■ **Task brief**
Report how many lines below contain the word "Search", and give only that number.

■ **Supplied material**
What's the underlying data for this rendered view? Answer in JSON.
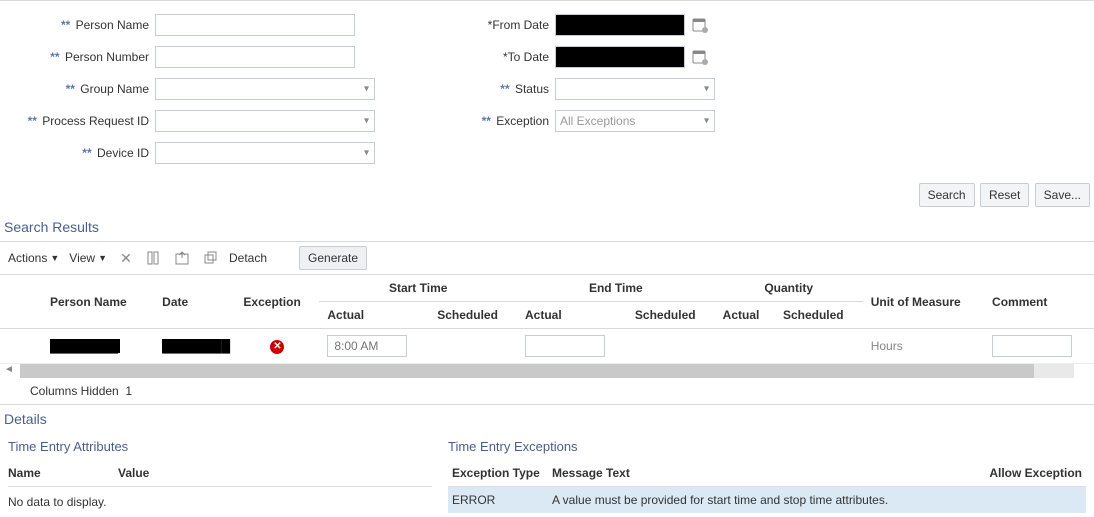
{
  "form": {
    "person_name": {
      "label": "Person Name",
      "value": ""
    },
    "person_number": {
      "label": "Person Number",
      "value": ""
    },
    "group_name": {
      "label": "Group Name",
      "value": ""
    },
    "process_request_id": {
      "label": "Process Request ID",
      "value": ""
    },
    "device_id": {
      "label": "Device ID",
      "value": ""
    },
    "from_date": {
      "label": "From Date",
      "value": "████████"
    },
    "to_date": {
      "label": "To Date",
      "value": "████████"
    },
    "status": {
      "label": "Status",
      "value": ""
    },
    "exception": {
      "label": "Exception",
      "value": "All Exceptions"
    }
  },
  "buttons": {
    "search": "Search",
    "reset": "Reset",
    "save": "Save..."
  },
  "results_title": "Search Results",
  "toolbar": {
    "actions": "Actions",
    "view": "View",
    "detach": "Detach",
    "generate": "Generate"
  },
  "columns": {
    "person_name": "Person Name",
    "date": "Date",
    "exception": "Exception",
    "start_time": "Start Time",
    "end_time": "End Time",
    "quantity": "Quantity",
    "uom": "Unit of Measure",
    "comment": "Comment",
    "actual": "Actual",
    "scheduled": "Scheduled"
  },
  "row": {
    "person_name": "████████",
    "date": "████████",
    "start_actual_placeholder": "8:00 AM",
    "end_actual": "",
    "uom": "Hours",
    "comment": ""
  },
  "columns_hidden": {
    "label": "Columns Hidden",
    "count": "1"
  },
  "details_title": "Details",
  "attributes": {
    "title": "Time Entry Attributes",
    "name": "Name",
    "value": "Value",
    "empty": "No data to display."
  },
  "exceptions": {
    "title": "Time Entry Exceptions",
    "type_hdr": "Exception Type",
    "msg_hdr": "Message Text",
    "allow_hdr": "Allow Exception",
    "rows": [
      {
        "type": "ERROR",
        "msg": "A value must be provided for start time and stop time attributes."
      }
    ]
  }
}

■ **Output of the exercise**
2